No wonder. It was not merely the Second World War, it was war to the second power, exponentially more horrific. Not merely in degree and quantity—in death toll and geographic reach—but also in consequences, if one considered Auschwitz and Hiroshima.
But in 1960, there were two notable developments, two captures: In May, Israeli agents apprehended Adolf Eichmann in Argentina and flew him to Jerusalem for trial. And in October, William L. Shirer captured something else, both massive and elusive, within the four corners of a book: The Rise and Fall of the Third Reich. He captured it in a way that made amnesia no longer an option. The issue of a new edition on the 50th anniversary of the book’s winning the National Book Award recalls an important point of inflection in American historical consciousness.
The arrest of Eichmann, chief operating officer of the Final Solution, reawakened the question Why? Why had Germany, long one of the most ostensibly civilized, highly educated societies on earth, transformed itself into an instrument that turned a continent into a charnel house? Why had Germany delivered itself over to the raving exterminationist dictates of one man, the man Shirer refers to disdainfully as a “vagabond”? Why did the world allow a “tramp,” a Chaplinesque figure whose 1923 beer hall putsch was a comic fiasco, to become a genocidal Führer whose rule spanned a continent and threatened to last a thousand years?
Why? William Shirer offered a 1,250-page answer.
It wasn’t a final answer—even now, after tens of thousands of pages from scores of historians, there is no final answer—but Shirer reminded the world of “what”: what happened to civilization and humanity in those years.
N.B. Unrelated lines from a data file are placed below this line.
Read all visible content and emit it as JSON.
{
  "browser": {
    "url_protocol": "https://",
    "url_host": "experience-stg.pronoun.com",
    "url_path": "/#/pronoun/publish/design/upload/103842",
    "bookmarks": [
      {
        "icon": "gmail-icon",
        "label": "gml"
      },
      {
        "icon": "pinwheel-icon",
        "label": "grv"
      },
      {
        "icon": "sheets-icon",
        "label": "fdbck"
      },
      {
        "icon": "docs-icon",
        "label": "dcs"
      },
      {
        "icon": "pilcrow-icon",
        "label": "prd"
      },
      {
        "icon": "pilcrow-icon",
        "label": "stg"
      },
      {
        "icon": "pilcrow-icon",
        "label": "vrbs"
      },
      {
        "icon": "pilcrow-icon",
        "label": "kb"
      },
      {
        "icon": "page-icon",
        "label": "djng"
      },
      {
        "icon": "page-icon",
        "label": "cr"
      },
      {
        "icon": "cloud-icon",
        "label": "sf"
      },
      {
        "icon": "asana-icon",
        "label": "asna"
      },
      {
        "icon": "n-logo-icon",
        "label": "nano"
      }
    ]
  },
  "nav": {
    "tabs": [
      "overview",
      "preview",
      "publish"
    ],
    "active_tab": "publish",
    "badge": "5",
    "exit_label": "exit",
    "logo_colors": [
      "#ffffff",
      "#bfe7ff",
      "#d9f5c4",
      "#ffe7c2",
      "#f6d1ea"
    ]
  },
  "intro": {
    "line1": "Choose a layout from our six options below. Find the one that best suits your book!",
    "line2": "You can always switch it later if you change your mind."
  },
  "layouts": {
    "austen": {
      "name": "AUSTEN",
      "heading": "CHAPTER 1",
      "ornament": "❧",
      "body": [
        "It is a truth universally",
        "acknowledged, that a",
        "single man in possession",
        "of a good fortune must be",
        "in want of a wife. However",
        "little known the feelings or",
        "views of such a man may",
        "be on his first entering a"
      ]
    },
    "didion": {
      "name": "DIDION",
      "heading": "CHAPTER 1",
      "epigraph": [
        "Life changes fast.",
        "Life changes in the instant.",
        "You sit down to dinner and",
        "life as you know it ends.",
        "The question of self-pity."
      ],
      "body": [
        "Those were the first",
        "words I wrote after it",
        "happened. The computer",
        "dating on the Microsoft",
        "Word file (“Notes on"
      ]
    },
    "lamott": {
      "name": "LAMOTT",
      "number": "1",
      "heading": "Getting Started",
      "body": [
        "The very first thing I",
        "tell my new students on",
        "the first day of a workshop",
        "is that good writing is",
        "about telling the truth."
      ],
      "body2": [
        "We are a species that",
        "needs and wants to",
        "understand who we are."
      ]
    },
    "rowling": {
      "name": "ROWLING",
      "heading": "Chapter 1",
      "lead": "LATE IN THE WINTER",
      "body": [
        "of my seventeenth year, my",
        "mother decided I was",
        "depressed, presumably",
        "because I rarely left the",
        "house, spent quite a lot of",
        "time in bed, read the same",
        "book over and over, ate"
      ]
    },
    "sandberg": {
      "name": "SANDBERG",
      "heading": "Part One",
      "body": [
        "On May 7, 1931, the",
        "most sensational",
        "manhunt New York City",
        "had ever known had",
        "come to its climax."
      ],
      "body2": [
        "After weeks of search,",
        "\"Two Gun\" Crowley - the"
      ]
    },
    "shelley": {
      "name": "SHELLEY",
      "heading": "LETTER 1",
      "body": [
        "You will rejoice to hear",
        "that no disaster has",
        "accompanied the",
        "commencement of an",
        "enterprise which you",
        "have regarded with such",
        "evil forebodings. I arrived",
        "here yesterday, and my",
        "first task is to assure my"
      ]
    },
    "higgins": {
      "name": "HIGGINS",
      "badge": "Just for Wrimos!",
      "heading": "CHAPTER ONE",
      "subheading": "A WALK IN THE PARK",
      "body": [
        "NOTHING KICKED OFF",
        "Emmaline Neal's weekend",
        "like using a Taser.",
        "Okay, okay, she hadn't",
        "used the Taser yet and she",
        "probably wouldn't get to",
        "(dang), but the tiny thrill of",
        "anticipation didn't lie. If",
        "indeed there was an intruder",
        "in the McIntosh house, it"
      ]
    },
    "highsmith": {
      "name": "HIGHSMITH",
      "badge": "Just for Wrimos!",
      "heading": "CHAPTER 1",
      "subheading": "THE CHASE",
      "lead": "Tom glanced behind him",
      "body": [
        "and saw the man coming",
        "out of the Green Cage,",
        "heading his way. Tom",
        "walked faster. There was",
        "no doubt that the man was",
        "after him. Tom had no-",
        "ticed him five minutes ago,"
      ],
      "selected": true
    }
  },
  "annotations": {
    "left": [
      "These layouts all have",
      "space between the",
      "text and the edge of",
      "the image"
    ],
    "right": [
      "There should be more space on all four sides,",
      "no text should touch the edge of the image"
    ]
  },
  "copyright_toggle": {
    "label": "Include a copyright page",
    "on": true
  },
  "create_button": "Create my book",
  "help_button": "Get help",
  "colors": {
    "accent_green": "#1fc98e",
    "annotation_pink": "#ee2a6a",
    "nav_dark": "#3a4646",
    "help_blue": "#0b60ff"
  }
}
That in itself was a major contribution to a postwar generation that came of age in the ’60s, many of whom read Shirer as their parents’ Book of the Month Club selection and have told me of the unforgettable impact it had on them.
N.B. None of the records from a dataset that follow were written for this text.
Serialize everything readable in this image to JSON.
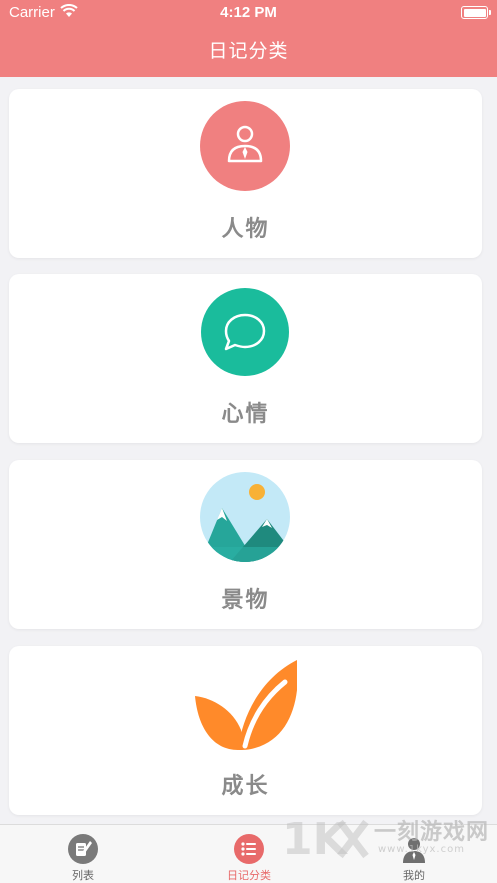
{
  "status_bar": {
    "carrier": "Carrier",
    "time": "4:12 PM"
  },
  "nav": {
    "title": "日记分类"
  },
  "categories": [
    {
      "label": "人物",
      "icon": "person-icon",
      "color": "#f08080"
    },
    {
      "label": "心情",
      "icon": "chat-bubble-icon",
      "color": "#1abc9c"
    },
    {
      "label": "景物",
      "icon": "mountain-landscape-icon",
      "color": "#c3e9f7"
    },
    {
      "label": "成长",
      "icon": "leaf-icon",
      "color": "#ff8a2a"
    }
  ],
  "tabs": [
    {
      "label": "列表",
      "icon": "pen-list-icon",
      "active": false
    },
    {
      "label": "日记分类",
      "icon": "list-icon",
      "active": true
    },
    {
      "label": "我的",
      "icon": "user-icon",
      "active": false
    }
  ],
  "watermark": {
    "text": "一刻游戏网",
    "sub": "www.1kyx.com"
  },
  "colors": {
    "accent": "#f08080",
    "active_tab": "#e86a6a",
    "label_gray": "#8a8a8a"
  }
}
Shirer was only 21 when he arrived in France from the Midwest in 1925. Initially, he planned to make the Hemingway-like transition from newsman to novelist, but events overtook him. One of his first big assignments, covering Lindbergh’s landing in Paris, introduced him to the mass hysteria of hero worship, and he soon found himself covering an even more profoundly charismatic figure: Mahatma Gandhi. But nothing prepared him for the demonic, spellbinding charisma he witnessed when he took up residence in Berlin in 1934 for the Hearst newspapers (and, later, for Edward R. Murrow’s CBS radio broadcasts) and began to chronicle the rise of the Third Reich under Adolf Hitler.
He was one of a number of courageous American reporters who filed copy under the threat of censorship and expulsion, a threat that sought to prevent them from detailing the worst excesses, including the murder of Hitler’s opponents, the beginnings of the Final Solution and the explicit preparations for upcoming war. After war broke out, he covered the savagery of the German invasion of Poland and followed the Wehrmacht as it fought its way into Paris before he was forced to leave in December 1940.
The following year—before the United States went to war—he published Berlin Diary, which laid out in visceral terms his response to the rise of the Reich. Witnessing a Hitler harangue in person for the first time, he wrote: